Early the following year in St. Petersburg, critic and art historian Vladimir Stasov organized a memorial exhibit of about 400 of Hartman’s pencil sketches, watercolors and architectural drawings. A close friend of Hartman, a young composer, attended the show and was struck by a lightning blot of inspiration. He wrote, “Ideas, melodies, come to me of their own accord, like a banquet of music…I can hardly manage to put it all down on paper fast enough.”
The composer’s name was Modest Mussorgsky, and everything he put down on paper became Pictures At An Exhibition.
Many people may not know that Mussorgsky actually wrote the work for solo piano. (The late, great Russian pianist Sviatoslav Richter referred to it as the “best Russian work for piano, amen.”) Many orchestrations have been done since the original version of the work was first published in 1886 (5 years after Mussorgsky’s death and 12 years after it was completed). Of these, Maurice Ravel’s, from 1922, is far and away the most popular. (Its first performance was by the Boston Symphony Orchestra).
Pictures is a suite made up of ten movements–each inspired by one of Hartman’s works– interwoven with a recurring Promenade theme that’s meant to suggest the exhibition viewer meandering from work to work.
The finale, “The Great Gate of Kiev”, is my favorite part of the piece. Mussorgsky’s point of departure was Hartman’s entry in a competition to design a gate to commemorate Tsar Alexander II’s escape from an assassination attempt in 1866.
The design features a cupola in the shape of a Slavic warrior’s helmet (not a typical onion dome), a bell tower, and a chapel in the space above the largest, central arch. The gate was never built, due either to lack of funds, or perhaps to the Tsar’s reluctance to be reminded of his brush with death (assassins were ultimately successful in 1881.)
The majesty of this movement invokes both the imposing bulk of the gate itself, as well as the stately processions of people who would pass through the gate to enter the city. While some would no doubt disagree with me, for this particular movement, the solo piano version just can’t compete with Ravel’s orchestration in conveying the requisite sense of grandeur. For this, particularly in the final measures, the brass and percussion are indispensable.

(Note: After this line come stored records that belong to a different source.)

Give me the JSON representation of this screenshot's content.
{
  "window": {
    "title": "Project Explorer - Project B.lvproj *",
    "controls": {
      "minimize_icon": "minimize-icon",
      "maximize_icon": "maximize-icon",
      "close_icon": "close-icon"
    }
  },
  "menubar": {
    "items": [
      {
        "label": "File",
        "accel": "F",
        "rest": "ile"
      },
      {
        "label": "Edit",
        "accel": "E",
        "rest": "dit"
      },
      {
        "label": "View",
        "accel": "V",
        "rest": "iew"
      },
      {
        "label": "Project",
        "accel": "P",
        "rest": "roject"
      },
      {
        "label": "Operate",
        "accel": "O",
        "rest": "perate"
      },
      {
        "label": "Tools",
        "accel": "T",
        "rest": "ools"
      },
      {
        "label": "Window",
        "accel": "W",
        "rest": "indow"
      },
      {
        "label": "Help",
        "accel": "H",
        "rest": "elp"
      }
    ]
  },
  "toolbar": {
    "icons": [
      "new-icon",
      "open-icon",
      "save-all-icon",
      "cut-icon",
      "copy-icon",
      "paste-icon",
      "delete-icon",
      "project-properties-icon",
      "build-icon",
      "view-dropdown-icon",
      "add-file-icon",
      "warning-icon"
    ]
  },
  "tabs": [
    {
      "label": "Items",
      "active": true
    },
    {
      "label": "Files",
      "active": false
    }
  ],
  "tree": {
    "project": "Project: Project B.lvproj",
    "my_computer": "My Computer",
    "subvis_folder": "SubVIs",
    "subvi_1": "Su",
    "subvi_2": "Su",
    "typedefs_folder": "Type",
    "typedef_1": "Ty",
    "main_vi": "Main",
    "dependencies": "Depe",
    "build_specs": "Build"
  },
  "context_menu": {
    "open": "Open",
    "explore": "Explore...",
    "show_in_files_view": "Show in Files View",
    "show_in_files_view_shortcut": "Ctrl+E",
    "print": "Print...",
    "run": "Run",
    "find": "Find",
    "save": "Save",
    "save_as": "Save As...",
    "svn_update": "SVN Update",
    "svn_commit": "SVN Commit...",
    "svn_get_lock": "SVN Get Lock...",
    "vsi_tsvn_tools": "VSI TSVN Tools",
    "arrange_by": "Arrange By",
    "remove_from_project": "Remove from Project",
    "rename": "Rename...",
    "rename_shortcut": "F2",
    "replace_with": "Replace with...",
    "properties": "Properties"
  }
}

In this performance of the Ravel orchestration, Gustavo Dudamel conducts the Simón Bolívar Youth Orchestra of Venezuela. Of note, this particular video includes, in addition to the “The Great Gate of Kiev”, the movement that precedes it, “The Hut on Fowl’s Legs (Baba-Yagá).” “Gate” starts at 3:24 with the majestic main theme in E-flat major. At 4:29, we hear a second more solemn theme, in A-flat minor, based on a Russian Orthodox hymn. These two themes then alternate through the rest of the movement. At 6:14, those tower bells we’ve seen in the watercolor begin to ring. At 7:28 we begin the glorious home stretch (see my earlier comment re: brass and percussion) and at 7:50 I feel as though some burden has been lifted.
Whenever I listen to this, in my mind I’m the lucky one crashing the cymbals at the end. Hey, I can dream, can’t I?
Bonus: The aforementioned Sviatoslav Richter made what many consider the definitive recording of the solo piano version of Pictures At An Exhibition in 1958. Here he is playing the final two movements, “Baba-Yagá” and “The Great Gate of Kiev”. You can compare and contrast with the Dudamel performance.
Trivia tidbit: The prog rock group Emerson, Lake & Palmer released their own interpretation of Pictures in 1972. While I like some of their other albums, I can’t say I’m a fan of this one (“The Great Gate of Kiev” with lyrics?!). Interested readers can find samples aplenty on YouTube or iTunes.
I love the transition from Baba-Yaga as the strings wind up and up then instantaneously plummet down to the stately Kiev theme. “Grand” is too small a word for that finale, isn’t it?
Had no idea it was originally written as a piano piece. Ravel did a good job, didn’t he?
It is not my favourite EL&P either. It seems a massive conceit to add lyrics and I always cringe at the final, laboured “Death – is – Life”, but I guess Greg Lake needed to earn his share after plonking away on base for much of the work.
I learned a lot from this post! Amazing how talented Mussorgsky was – love that his first name was Modest!